Accompanying the exhibition will be a fully illustrated catalogue, with color images of every work in the show. It will include contributions by John Gage, Carol Mancusi-Ungaro, Barbara Novak, Brian O'Doherty, Mark Rosenthal, Jessica Stewart, and Jeffrey Weiss. There will also be interviews with contemporary painters Ellsworth Kelly, Brice Marden, Gerhart Richter, Robert Ryman, and sculptor George Segal about Rothko's artistic legacy. The catalogue will be published by the National Gallery of Art and distributed in hard cover by Yale University Press.

The catalogue raisonné of Rothko's works on canvas is in preparation by the National Gallery of Art.

National Gallery of Art, Washington DC

April 2, 1998

Le magazine de cinéma Première au Japon

Hachette Filipacchi Médias (HFM) vient de lancer au Japon la septième édition internationale du magazine de cinéma PREMIERE. Ce nouveau lancement porte à 1 million d'exemplaires, la diffusion du magazine Première dans le monde.

Première Japon a un tirage initial de 100.000 exemplaires et compte 140 pages dont 43 de publicité, annonce HFM qui précise également que le nouveau mensuel vise une diffusion en rythme de croisière de 60.000 exemplaires, à un prix équivalent à 24 FF.

L'édition japonaise de Première, publiée par Hachette Filipacchi Japan, s'appuie sur une rédaction sur place de 7 personnes. La rédaction en chef a été confiée à un spécialiste américain du cinéma, Gregory Starr, ancien rédacteur en chef de Winds et de Tokyo Journal, qui vit depuis vingt ans à Tokyo. Il dirige sur place une équipe de 6 personnes dont 2 maquettistes, chargées de réaliser chaque mois une édition adaptée du Première français et qui respecte le concept originel. Le magazine s'articule autour de trois parties : les sorties de films et les critiques (articles courts), une partie magazine, très développée, avec portraits et interviews et enfin un cahier spécial de 16 pages « Home Guide » présentant vidéos, CD et livres.
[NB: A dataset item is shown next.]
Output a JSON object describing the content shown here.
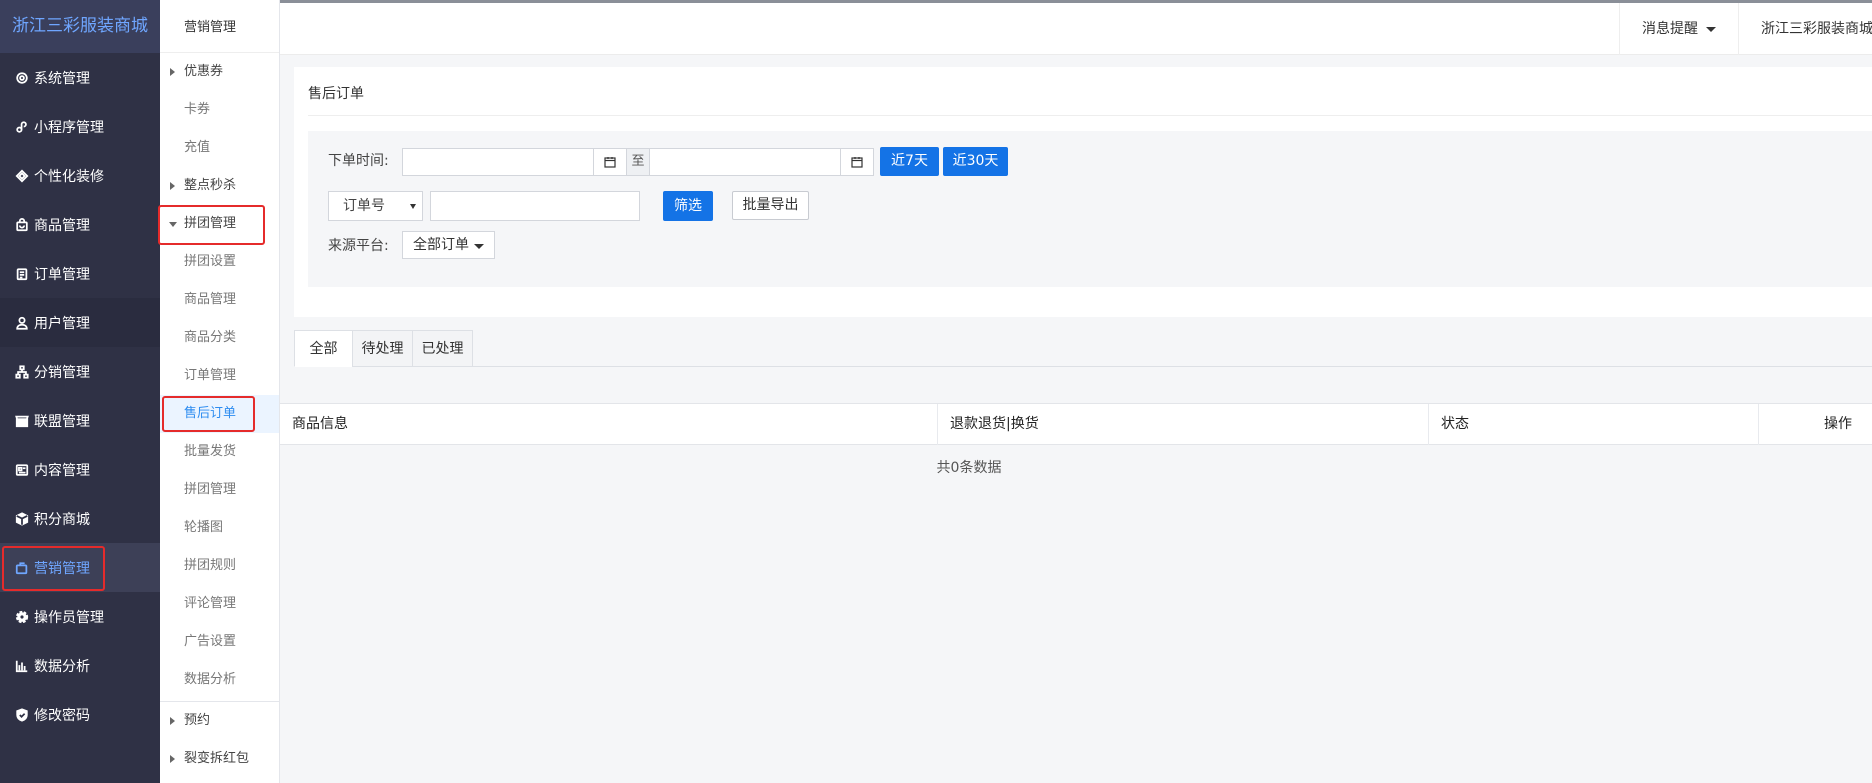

En valeur, le Japon est le deuxième marché du cinéma dans le monde. Pour 129 millions d'habitants, on compte 150 millions d'entrées en 1997, chiffre en augmentation constante (+20% d'entrées par rapport à 1996), soit le même niveau qu'en France, mais avec un prix de la place élevé (entre 95 et 120 FF). 8 millions de Japonais se définissent comme de fréquents « visiteurs » de salles de cinéma et ils sont 300.000 à y aller plus de vingt fois par an. Ces 300.000 cinéphiles constituent le coeur de cible de Première, souligne HFM dans son communiqué de presse.

Côté production, sur 598 films montrés au Japon en 1996, 320 étaient d'origine étrangère. Mais les grands succès sont souvent japonais : sur les 10 films qui ont réalisé le plus d'entrées, 5 sont japonais et pèsent pour 45% des recettes globales de ce Top Ten. HFM entend bien entendu tenir compte de ces données pour le contenu rédactionnel de l’édition japonaise de Première..

Avec sept éditions du magazine Première dans le monde, cette publication mensuelle fait partie des grandes marques internationales du groupe HFM, à côté de ELLE, ELLE Décoration, Car and Driver, Quo et depuis peu Paris Match. Ainsi Première a des éditions en France depuis 1976, aux Etats-Unis depuis 1987, en Grande Bretagne depuis 1992, en Corée du Sud depuis 1995, à Taiwan depuis 1997, en Russie également depuis 1997 et désormais au Japon.